For Acrobat Search, the balance was not so good. There were two engineers on Windows initially: John Ciccarelli and Carl Orthlieb, plus Daryoush Paknad who was responsible for the indexing portion. Later, they dropped John, brought in Eswar Priyadarshan, and Kevin Binkley (both doing indexing).
On the Mac side, there was me. Or a portion of me since I was on Acrobat proper until it had shipped and Search was targeted for 2.0. Since I was the only Mac engineer for Search, when I was finally released from Acrobat, I was already behind and seriously outnumbered.
Carl was a great engineer. At one point, he was trying to implement a query language parser so that people could write relatively natural phrases “a or b but not c” and have them turn into something the search engine could manage. I had a book by Andy Tannenbaum that had a nice write-up of the railroad shunting yard algorithm. I handed Carl the book and he made short work of it. Out of that came CQL: Carl Query Language. Carl was very careful to pronounce it “COO-kull”, so it wouldn’t be confused with “SQL” (SEE-kwull).
It worked and it worked well and I was happy that all I needed to do was port it, instead of reimplement it. In the meantime, I was busy writing a UI library that could live in a plug-in in Acrobat because we were having so many changes to the UI that I needed a more effective toolset to allow me to keep up.
Carl and I used a shared UNIX box for source control. This was a mistake, but since we were just two engineers, it worked out. We staged files via FTP and then telnet’ed in and used sccs tools to maintain parity. It was painful, but the only other viable alternative was SourceSafe, also known as SourceUNSafe since it frequently self-corrupted its database.
Writing portable code was hard. There were a number of sins that one platform let you get away with that turned into hard crashes on another. When that happened (more often to me since I was behind and catching up), I’d walk into Carl’s office and interrupt him and let him know what was going on so we could collaborate on a fix.

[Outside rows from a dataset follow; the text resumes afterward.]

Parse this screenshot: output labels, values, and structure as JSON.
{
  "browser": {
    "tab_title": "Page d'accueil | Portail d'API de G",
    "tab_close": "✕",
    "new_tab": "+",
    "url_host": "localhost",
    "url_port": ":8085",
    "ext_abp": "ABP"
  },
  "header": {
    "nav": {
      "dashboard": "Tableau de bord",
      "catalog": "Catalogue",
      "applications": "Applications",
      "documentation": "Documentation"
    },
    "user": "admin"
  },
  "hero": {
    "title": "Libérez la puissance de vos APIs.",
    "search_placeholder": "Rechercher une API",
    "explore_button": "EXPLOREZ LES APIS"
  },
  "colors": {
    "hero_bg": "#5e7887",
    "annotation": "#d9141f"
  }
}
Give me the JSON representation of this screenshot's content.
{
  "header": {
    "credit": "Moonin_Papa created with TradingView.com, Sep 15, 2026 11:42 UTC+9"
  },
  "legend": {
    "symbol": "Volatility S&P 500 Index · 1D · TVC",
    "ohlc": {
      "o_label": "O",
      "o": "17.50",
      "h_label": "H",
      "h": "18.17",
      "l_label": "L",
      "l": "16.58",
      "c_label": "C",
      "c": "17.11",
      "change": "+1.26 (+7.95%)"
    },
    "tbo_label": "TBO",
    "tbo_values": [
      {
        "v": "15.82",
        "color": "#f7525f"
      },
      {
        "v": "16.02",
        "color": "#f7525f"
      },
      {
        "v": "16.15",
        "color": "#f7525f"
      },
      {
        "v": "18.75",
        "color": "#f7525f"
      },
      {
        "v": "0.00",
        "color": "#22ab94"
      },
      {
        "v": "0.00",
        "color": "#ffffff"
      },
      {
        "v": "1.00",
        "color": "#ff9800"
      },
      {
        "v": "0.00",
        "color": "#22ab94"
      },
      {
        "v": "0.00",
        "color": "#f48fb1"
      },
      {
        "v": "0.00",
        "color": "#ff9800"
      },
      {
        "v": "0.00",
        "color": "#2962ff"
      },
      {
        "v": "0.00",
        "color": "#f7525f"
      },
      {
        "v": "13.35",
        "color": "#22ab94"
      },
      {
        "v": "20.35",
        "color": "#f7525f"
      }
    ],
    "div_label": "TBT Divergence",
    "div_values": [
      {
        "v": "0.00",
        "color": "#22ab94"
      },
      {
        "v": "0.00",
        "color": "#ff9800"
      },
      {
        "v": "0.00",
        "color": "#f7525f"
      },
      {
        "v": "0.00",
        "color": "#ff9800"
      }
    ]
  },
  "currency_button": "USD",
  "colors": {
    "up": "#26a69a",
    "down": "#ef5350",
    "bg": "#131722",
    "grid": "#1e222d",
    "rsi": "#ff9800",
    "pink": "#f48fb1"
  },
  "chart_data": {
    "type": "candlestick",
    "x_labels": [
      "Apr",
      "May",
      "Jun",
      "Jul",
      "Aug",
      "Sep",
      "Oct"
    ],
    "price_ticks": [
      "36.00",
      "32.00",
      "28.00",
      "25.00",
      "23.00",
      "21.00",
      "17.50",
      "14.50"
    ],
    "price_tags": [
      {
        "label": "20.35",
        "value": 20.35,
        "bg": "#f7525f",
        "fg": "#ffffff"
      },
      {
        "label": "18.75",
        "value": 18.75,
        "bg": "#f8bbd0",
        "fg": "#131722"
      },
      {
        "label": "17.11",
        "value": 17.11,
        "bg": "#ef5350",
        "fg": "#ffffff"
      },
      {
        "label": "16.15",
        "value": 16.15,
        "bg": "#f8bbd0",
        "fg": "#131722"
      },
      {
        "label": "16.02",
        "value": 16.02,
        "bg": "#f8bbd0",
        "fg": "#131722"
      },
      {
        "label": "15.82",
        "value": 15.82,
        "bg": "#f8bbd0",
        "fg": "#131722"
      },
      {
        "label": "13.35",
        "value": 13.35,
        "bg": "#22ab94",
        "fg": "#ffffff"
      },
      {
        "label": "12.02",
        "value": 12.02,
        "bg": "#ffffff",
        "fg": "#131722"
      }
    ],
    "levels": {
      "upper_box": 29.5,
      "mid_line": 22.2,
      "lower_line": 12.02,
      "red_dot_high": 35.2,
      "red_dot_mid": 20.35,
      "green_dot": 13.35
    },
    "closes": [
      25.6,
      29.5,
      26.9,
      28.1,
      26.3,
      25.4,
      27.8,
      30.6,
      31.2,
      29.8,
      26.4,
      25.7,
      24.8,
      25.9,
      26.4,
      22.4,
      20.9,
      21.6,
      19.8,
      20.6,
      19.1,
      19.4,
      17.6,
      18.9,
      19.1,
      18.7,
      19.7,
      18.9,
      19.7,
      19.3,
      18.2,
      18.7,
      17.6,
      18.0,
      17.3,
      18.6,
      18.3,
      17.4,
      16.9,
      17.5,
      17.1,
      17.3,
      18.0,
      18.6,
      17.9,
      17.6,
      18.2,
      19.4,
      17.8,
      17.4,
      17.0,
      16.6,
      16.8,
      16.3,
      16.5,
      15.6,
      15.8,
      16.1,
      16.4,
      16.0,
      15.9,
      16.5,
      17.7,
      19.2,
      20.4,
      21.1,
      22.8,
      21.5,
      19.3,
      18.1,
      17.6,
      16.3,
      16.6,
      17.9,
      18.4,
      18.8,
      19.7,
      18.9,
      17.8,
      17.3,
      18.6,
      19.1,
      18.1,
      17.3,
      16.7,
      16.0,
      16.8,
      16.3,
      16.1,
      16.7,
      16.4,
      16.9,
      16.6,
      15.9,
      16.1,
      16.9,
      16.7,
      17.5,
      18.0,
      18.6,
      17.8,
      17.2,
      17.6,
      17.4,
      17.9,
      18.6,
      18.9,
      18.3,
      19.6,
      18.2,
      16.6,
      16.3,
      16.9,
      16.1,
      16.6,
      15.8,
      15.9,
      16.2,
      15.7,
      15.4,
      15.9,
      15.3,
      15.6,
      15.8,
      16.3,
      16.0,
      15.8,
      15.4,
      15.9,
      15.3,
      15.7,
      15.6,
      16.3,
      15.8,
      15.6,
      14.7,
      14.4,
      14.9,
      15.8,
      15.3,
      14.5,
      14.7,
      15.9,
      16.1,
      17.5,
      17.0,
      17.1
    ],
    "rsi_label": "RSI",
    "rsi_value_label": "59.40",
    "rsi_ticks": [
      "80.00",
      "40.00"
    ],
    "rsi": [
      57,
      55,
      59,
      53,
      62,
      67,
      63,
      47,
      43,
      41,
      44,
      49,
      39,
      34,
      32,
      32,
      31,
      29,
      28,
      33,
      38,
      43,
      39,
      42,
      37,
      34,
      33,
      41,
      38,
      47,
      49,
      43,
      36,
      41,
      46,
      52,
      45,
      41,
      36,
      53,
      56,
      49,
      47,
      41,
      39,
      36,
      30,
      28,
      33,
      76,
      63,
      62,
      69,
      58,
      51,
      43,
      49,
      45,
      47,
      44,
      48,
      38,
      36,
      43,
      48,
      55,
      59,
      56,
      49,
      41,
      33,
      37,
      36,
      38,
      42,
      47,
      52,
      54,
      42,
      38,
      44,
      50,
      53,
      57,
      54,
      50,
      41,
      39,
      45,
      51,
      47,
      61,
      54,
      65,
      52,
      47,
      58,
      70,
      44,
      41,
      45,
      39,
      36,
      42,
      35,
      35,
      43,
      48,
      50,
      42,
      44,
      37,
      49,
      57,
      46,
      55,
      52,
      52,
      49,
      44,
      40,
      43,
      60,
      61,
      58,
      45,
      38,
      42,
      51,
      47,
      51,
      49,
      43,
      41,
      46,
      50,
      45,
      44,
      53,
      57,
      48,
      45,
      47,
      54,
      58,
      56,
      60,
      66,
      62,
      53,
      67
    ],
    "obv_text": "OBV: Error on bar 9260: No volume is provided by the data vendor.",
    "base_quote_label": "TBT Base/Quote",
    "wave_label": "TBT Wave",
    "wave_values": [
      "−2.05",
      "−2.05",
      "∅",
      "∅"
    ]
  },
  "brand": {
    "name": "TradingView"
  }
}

Carl, as often as not, would fall into a fit of drama that he had created a bug and would commit mock seppuku.
Carl and I got along pretty well. I teased him a little bit for being Canadian, but then he would turn around and make up stories about being Canadian. Like that every Canadian was required to serve in the Navy or Airforce and those in the Navy would end up with a tattoo of a moose wearing a toque on one butt cheek. A true Canadian knew that the moose’s name was Skippy.
Once I asked Carl’s wife about Carl’s butt tattoo. Utter confusion.
Later on, I moved out of my cube and into an office adjacent to Carl (this story will come later) and I was give and brand new PowerMac 8100 for development. One of the big things on this box was voice recognition (a precursor to Siri), which worked OK. You could name your computer (default was ‘Computer’) and you could address it directly. Things it recognized were, more or less, turned into AppleEvents and sent to the applications that published that they could respond to them.
It really couldn’t do much, honestly. It was a cute novelty, at best.
I named my computer ‘Carl’.
My Carl and the one next door responded with about the same latency except the one next door swore a lot more.
“Carl, what time is it?”
“It’s about two thir…God DAMN it, Steve.”
It was a fantastic misuse of technology, although certainly not the first and definitely not the last.